7 December – 8 December, 2017, Stockholm

This conference was organized by Konsthall C, the Advanced Course in Decolonizing Architecture at Royal Institute of Art in Stockholm and CEMFOR (Center for Multidisciplinary Research on Racism) at Uppsala University. The north is not only a geographical expression — it often also indicates a power relation based on a presumption of superiority. Despite violent border regimes and colonial processes on indigenous populations, northern European countries have scarcely dealt with their own self-image of colonial powers. Is decolonization today a possible political project of liberation against this historical prejudice? What is at stake and how should we position ourselves within an imperative process of decolonization in relation to land and knowledge? In particular, how can we de-align from the reproduction of oppressive structures and look instead to new alliances between native and migrant populations — towards solidarity practices within art, discourse and the situated locality.
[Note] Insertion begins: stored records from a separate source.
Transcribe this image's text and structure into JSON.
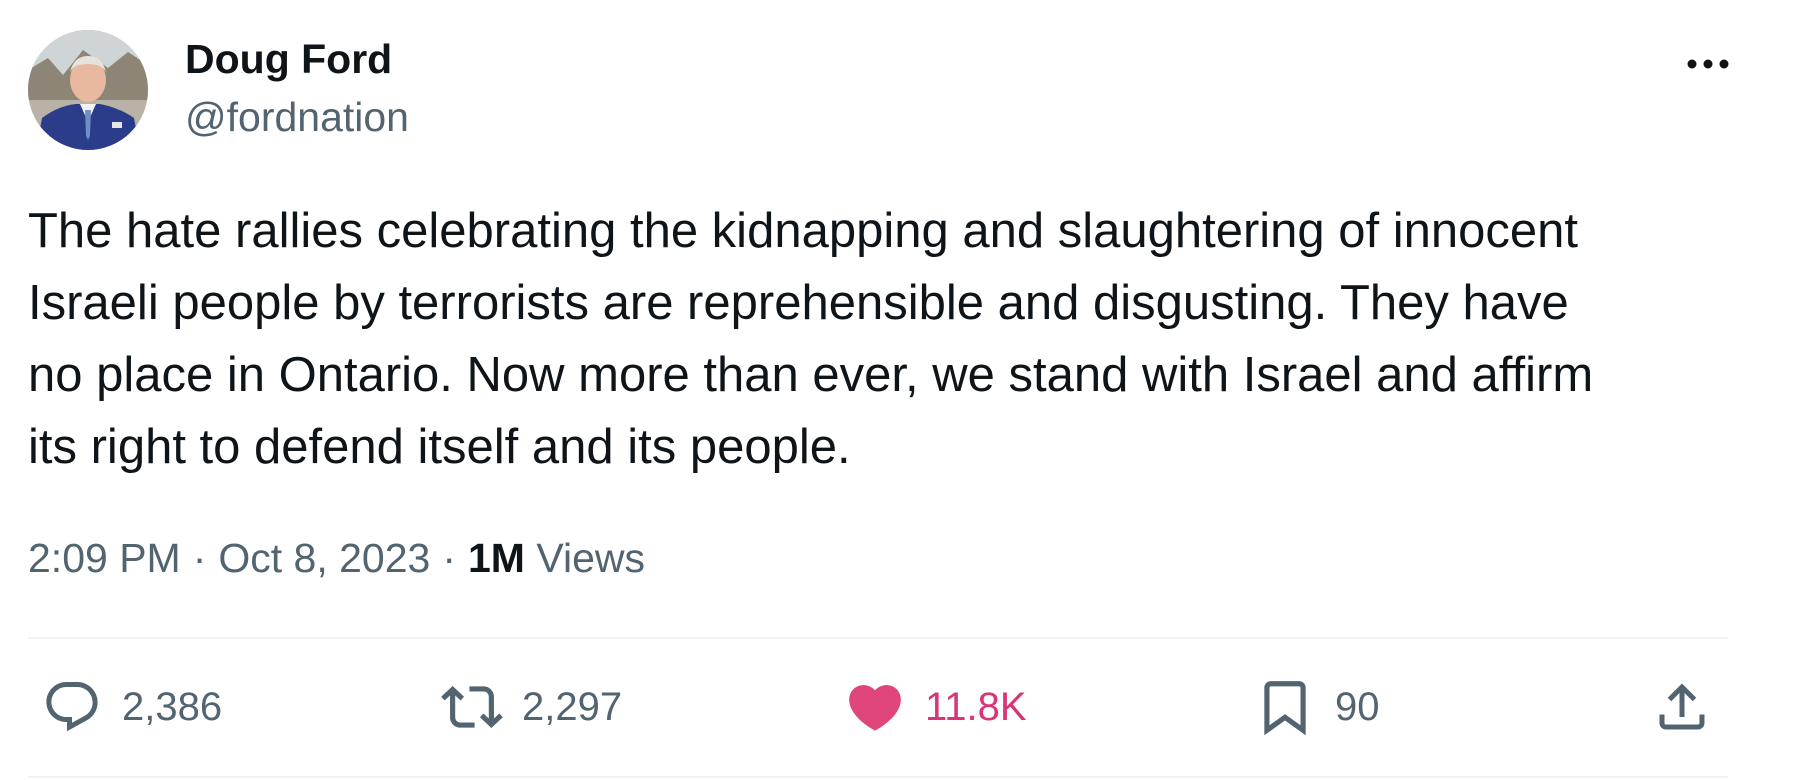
{
  "author": {
    "display_name": "Doug Ford",
    "handle": "@fordnation"
  },
  "tweet": {
    "text": "The hate rallies celebrating the kidnapping and slaughtering of innocent\nIsraeli people by terrorists are reprehensible and disgusting. They have\nno place in Ontario. Now more than ever, we stand with Israel and affirm\nits right to defend itself and its people.",
    "time": "2:09 PM",
    "date": "Oct 8, 2023",
    "separator": "·",
    "views_count": "1M",
    "views_label": "Views"
  },
  "actions": {
    "replies": "2,386",
    "reposts": "2,297",
    "likes": "11.8K",
    "bookmarks": "90"
  },
  "icons": {
    "more": "more-horizontal-icon",
    "reply": "reply-icon",
    "repost": "repost-icon",
    "like": "heart-filled-icon",
    "bookmark": "bookmark-icon",
    "share": "share-icon"
  },
  "colors": {
    "text_primary": "#0f1419",
    "text_secondary": "#536471",
    "like_active": "#f91880",
    "like_count": "#d93477",
    "divider": "#eff3f4"
  }
}
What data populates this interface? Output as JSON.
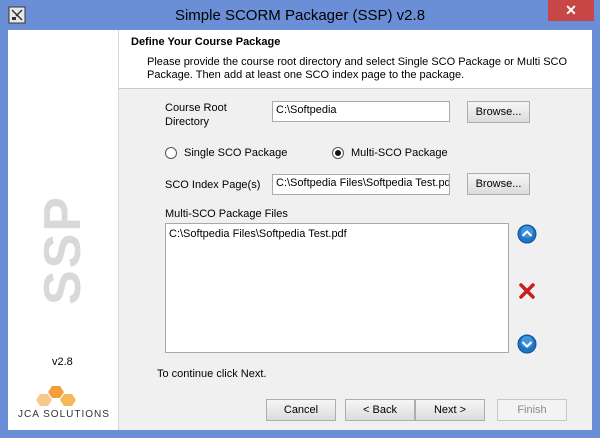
{
  "window": {
    "title": "Simple SCORM Packager (SSP) v2.8",
    "close_label": "✕"
  },
  "sidebar": {
    "brand_text": "SSP",
    "version": "v2.8",
    "logo_text": "JCA SOLUTIONS"
  },
  "header": {
    "title": "Define Your Course Package",
    "description": "Please provide the course root directory and select Single SCO Package or Multi SCO Package. Then add at least one SCO index page to the package."
  },
  "form": {
    "root_dir_label_line1": "Course Root",
    "root_dir_label_line2": "Directory",
    "root_dir_value": "C:\\Softpedia",
    "browse_label": "Browse...",
    "single_sco_label": "Single SCO Package",
    "multi_sco_label": "Multi-SCO Package",
    "selected_package": "Multi-SCO Package",
    "sco_index_label": "SCO Index Page(s)",
    "sco_index_value": "C:\\Softpedia Files\\Softpedia Test.pd",
    "files_label": "Multi-SCO Package Files",
    "files": [
      "C:\\Softpedia Files\\Softpedia Test.pdf"
    ]
  },
  "footer": {
    "message": "To continue click Next.",
    "cancel_label": "Cancel",
    "back_label": "< Back",
    "next_label": "Next >",
    "finish_label": "Finish"
  },
  "colors": {
    "accent_title": "#6b8fd6",
    "close": "#c74646",
    "blue_button": "#1f74c8",
    "delete_red": "#c81e1e"
  },
  "icons": {
    "up": "arrow-up-icon",
    "down": "arrow-down-icon",
    "delete": "delete-x-icon"
  }
}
Internal Colonialism and Colonial Heritage

17 April, 2018, Stockholm

This conference is organized by the Decolonizing Architecture Advanced Course and the Research Lab at the Royal Institute of Art (RIA), the School of Architecture at the Royal Institute of Technology (KTH), Konsthall C and Tensta Konsthall.

The conference presents a series of comparative and interdisciplinary approaches to the study of colonial architecture, expanding the notion of colonial space into present realities. It explores the internal colonization of Sámi land in Sweden, remittance urbanisms and new struggles of knowledge production within Europe, poses disruptive questions around the heritage of Palestinian refugee camps — the oldest refugee camps in the world — as well as confronting the colonial heritage of European museums and institutions. A second day is dedicated to guided exhibition visits to Konsthall C and Tensta Konsthall and an evening lecture by Forensic Architecture that will call for the mobilisation of architecture as both a form of research and activism.

Manifesta 12

21 June – 23 June, 2018, Palermo

As part of the 5x5x5 program of Manifesta 12 in Palermo, the Decolonizing Architecture Advanced Course presented a project for the critical re-use of the Casa del Mutilato — a fascist building designed by Giuseppe Spatrisano and inaugurated by Benito Mussolini in 1936. The project took the form of an architectural intervention; a prosthesis to the Casa del Mutilato which acted as a tool to reorient the future uses of the building and pragmatically started a much needed restoration process.


Seminar on the Cities of Asmara and Addis Ababa

30 August, 2018 – Royal Institute of Art, Stockholm
David Rifkind, Mekonnen Tesfahuney and Peter Lang

Experimental Preservation

6 November – 9 November, 2018 – Royal Institute of Art, Stockholm
Jorge Otero-Pailos, Erik Langdalen, Torun Hammar and Carlos Minguez Carrasco